Supply Shortage of NAND Flash Worsens


The supply shortage of NAND flash has worsened in the fourth quarter of 2016 due to higher demand in the smartphone and SSD industries.

This is according to the report from DRAMeXchange, a price and supply-monitoring organisation that covers the CPU, memory and storage silicon markets.

The short supply, coupled with strong demand, has contributed to rising prices and lengthened lead times of NAND flash wafers and memory cards, as well as increased margins to suppliers at the expense of buyers.

Prices are also expected to rise for eMMC, eMCP and SSD products.

Key reasons for this shortage include:

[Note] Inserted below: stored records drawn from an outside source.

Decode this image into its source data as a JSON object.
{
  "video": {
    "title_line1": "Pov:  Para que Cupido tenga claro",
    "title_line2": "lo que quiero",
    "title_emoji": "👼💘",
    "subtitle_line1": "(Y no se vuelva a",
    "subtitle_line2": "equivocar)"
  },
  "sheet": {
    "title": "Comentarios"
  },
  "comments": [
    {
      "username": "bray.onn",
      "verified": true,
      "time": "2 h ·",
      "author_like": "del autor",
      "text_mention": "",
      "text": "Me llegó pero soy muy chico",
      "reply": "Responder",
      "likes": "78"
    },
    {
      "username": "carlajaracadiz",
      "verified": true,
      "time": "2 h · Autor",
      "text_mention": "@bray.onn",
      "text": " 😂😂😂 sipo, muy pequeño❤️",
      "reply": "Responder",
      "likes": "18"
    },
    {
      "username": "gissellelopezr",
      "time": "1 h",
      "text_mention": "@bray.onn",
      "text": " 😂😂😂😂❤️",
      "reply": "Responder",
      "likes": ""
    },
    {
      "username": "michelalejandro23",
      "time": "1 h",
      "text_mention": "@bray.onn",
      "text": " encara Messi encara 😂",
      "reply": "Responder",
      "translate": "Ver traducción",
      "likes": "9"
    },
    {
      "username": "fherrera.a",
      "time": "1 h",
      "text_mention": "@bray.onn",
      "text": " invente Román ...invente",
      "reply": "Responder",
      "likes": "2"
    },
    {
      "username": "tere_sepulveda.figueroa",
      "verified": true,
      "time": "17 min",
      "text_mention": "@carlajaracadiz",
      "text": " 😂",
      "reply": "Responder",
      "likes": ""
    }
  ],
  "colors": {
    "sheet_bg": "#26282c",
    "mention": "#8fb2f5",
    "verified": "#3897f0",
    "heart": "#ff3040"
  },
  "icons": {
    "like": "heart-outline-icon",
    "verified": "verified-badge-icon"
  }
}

  • Continued high levels of demand for smartphones - in particular a doubling of storage capacity in new iPhone 7 options and an increase in demand from Chinese smartphone makers
  • Increased demand from manufacturers for SSDs and the growing frequency of flash storage deployment by datacentre hardware makers
  • Difficulties NAND flash manufacturers are experiencing in switching to 3D NAND production. 3D NAND flash stacks memory cells vertically, unlike 2D or planar flash, boosting storage capacity and density
  • High demand for PCs and notebooks, with average flash adoption in notebooks expected to exceed 30% for the first time in 2016
  • Increasing levels of SSD deployment in personal computing and datacentre hardware are driven by the growing competitiveness in price between flash drives and spinning HDD drives, which are thought to achieve parity at some point in 2017

Paul Norbury, chief executive, Cardwave Services LTD, and board member, SD Association, commented: "Although NAND supply has tightened this quarter, the supply situation should improve next year as new 3D capacity comes online. The supply chain can be managed more effectively with good forecasting but companies should also be prepared to accept an increase in their lead times and anticipate that they may have to accept multiple part-deliveries until supply improves."